Try it: The answer is an exact repetition of every entry, with all images left out.
+++ The data
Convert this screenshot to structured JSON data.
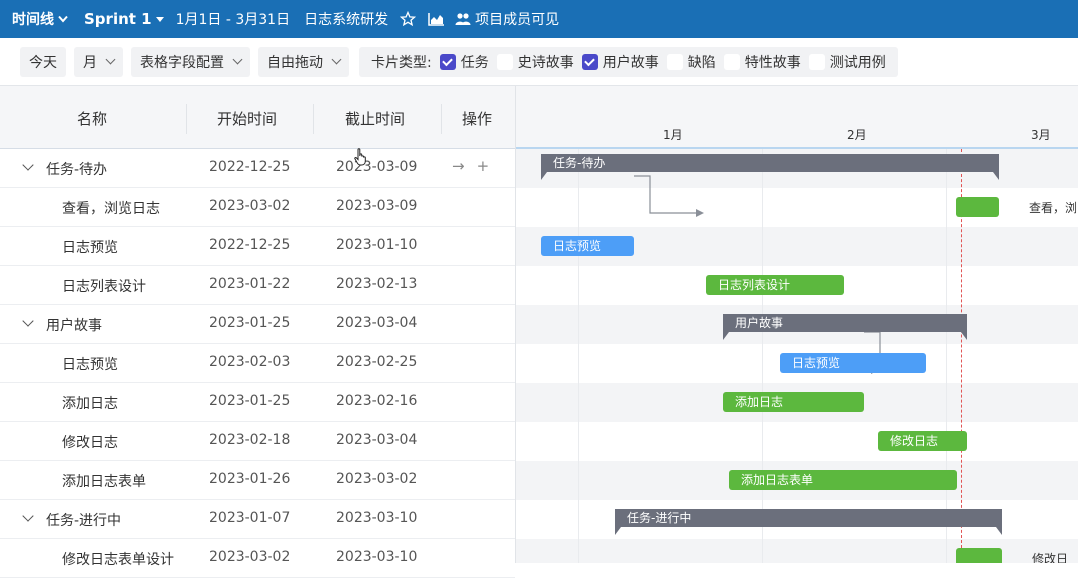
{
  "topbar": {
    "view_label": "时间线",
    "sprint_label": "Sprint 1",
    "date_range": "1月1日 - 3月31日",
    "project_name": "日志系统研发",
    "members_label": "项目成员可见"
  },
  "toolbar": {
    "today_label": "今天",
    "scale_label": "月",
    "fields_label": "表格字段配置",
    "drag_label": "自由拖动",
    "card_types_label": "卡片类型:",
    "card_types": [
      {
        "label": "任务",
        "checked": true
      },
      {
        "label": "史诗故事",
        "checked": false
      },
      {
        "label": "用户故事",
        "checked": true
      },
      {
        "label": "缺陷",
        "checked": false
      },
      {
        "label": "特性故事",
        "checked": false
      },
      {
        "label": "测试用例",
        "checked": false
      }
    ]
  },
  "table": {
    "headers": {
      "name": "名称",
      "start": "开始时间",
      "end": "截止时间",
      "ops": "操作"
    },
    "rows": [
      {
        "name": "任务-待办",
        "start": "2022-12-25",
        "end": "2023-03-09",
        "group": true,
        "actions": true
      },
      {
        "name": "查看，浏览日志",
        "start": "2023-03-02",
        "end": "2023-03-09",
        "group": false
      },
      {
        "name": "日志预览",
        "start": "2022-12-25",
        "end": "2023-01-10",
        "group": false
      },
      {
        "name": "日志列表设计",
        "start": "2023-01-22",
        "end": "2023-02-13",
        "group": false
      },
      {
        "name": "用户故事",
        "start": "2023-01-25",
        "end": "2023-03-04",
        "group": true
      },
      {
        "name": "日志预览",
        "start": "2023-02-03",
        "end": "2023-02-25",
        "group": false
      },
      {
        "name": "添加日志",
        "start": "2023-01-25",
        "end": "2023-02-16",
        "group": false
      },
      {
        "name": "修改日志",
        "start": "2023-02-18",
        "end": "2023-03-04",
        "group": false
      },
      {
        "name": "添加日志表单",
        "start": "2023-01-26",
        "end": "2023-03-02",
        "group": false
      },
      {
        "name": "任务-进行中",
        "start": "2023-01-07",
        "end": "2023-03-10",
        "group": true
      },
      {
        "name": "修改日志表单设计",
        "start": "2023-03-02",
        "end": "2023-03-10",
        "group": false
      }
    ]
  },
  "gantt": {
    "months": [
      "1月",
      "2月",
      "3月"
    ],
    "bars": [
      {
        "row": 0,
        "label": "任务-待办",
        "kind": "group"
      },
      {
        "row": 1,
        "label": "",
        "kind": "green",
        "outside_label": "查看，浏"
      },
      {
        "row": 2,
        "label": "日志预览",
        "kind": "blue"
      },
      {
        "row": 3,
        "label": "日志列表设计",
        "kind": "green"
      },
      {
        "row": 4,
        "label": "用户故事",
        "kind": "group"
      },
      {
        "row": 5,
        "label": "日志预览",
        "kind": "blue"
      },
      {
        "row": 6,
        "label": "添加日志",
        "kind": "green"
      },
      {
        "row": 7,
        "label": "修改日志",
        "kind": "green"
      },
      {
        "row": 8,
        "label": "添加日志表单",
        "kind": "green"
      },
      {
        "row": 9,
        "label": "任务-进行中",
        "kind": "group"
      },
      {
        "row": 10,
        "label": "",
        "kind": "green",
        "outside_label": "修改日"
      }
    ],
    "colors": {
      "blue": "#4d9ef7",
      "green": "#5cb83e",
      "group": "#6b6f7c",
      "today": "#e15454"
    }
  }
}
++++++
Solution:
Convert this screenshot to structured JSON data.
{
  "topbar": {
    "view_label": "时间线",
    "sprint_label": "Sprint 1",
    "date_range": "1月1日 - 3月31日",
    "project_name": "日志系统研发",
    "members_label": "项目成员可见"
  },
  "toolbar": {
    "today_label": "今天",
    "scale_label": "月",
    "fields_label": "表格字段配置",
    "drag_label": "自由拖动",
    "card_types_label": "卡片类型:",
    "card_types": [
      {
        "label": "任务",
        "checked": true
      },
      {
        "label": "史诗故事",
        "checked": false
      },
      {
        "label": "用户故事",
        "checked": true
      },
      {
        "label": "缺陷",
        "checked": false
      },
      {
        "label": "特性故事",
        "checked": false
      },
      {
        "label": "测试用例",
        "checked": false
      }
    ]
  },
  "table": {
    "headers": {
      "name": "名称",
      "start": "开始时间",
      "end": "截止时间",
      "ops": "操作"
    },
    "rows": [
      {
        "name": "任务-待办",
        "start": "2022-12-25",
        "end": "2023-03-09",
        "group": true,
        "actions": true
      },
      {
        "name": "查看，浏览日志",
        "start": "2023-03-02",
        "end": "2023-03-09",
        "group": false
      },
      {
        "name": "日志预览",
        "start": "2022-12-25",
        "end": "2023-01-10",
        "group": false
      },
      {
        "name": "日志列表设计",
        "start": "2023-01-22",
        "end": "2023-02-13",
        "group": false
      },
      {
        "name": "用户故事",
        "start": "2023-01-25",
        "end": "2023-03-04",
        "group": true
      },
      {
        "name": "日志预览",
        "start": "2023-02-03",
        "end": "2023-02-25",
        "group": false
      },
      {
        "name": "添加日志",
        "start": "2023-01-25",
        "end": "2023-02-16",
        "group": false
      },
      {
        "name": "修改日志",
        "start": "2023-02-18",
        "end": "2023-03-04",
        "group": false
      },
      {
        "name": "添加日志表单",
        "start": "2023-01-26",
        "end": "2023-03-02",
        "group": false
      },
      {
        "name": "任务-进行中",
        "start": "2023-01-07",
        "end": "2023-03-10",
        "group": true
      },
      {
        "name": "修改日志表单设计",
        "start": "2023-03-02",
        "end": "2023-03-10",
        "group": false
      }
    ]
  },
  "gantt": {
    "months": [
      "1月",
      "2月",
      "3月"
    ],
    "bars": [
      {
        "row": 0,
        "label": "任务-待办",
        "kind": "group"
      },
      {
        "row": 1,
        "label": "",
        "kind": "green",
        "outside_label": "查看，浏"
      },
      {
        "row": 2,
        "label": "日志预览",
        "kind": "blue"
      },
      {
        "row": 3,
        "label": "日志列表设计",
        "kind": "green"
      },
      {
        "row": 4,
        "label": "用户故事",
        "kind": "group"
      },
      {
        "row": 5,
        "label": "日志预览",
        "kind": "blue"
      },
      {
        "row": 6,
        "label": "添加日志",
        "kind": "green"
      },
      {
        "row": 7,
        "label": "修改日志",
        "kind": "green"
      },
      {
        "row": 8,
        "label": "添加日志表单",
        "kind": "green"
      },
      {
        "row": 9,
        "label": "任务-进行中",
        "kind": "group"
      },
      {
        "row": 10,
        "label": "",
        "kind": "green",
        "outside_label": "修改日"
      }
    ],
    "colors": {
      "blue": "#4d9ef7",
      "green": "#5cb83e",
      "group": "#6b6f7c",
      "today": "#e15454"
    }
  }
}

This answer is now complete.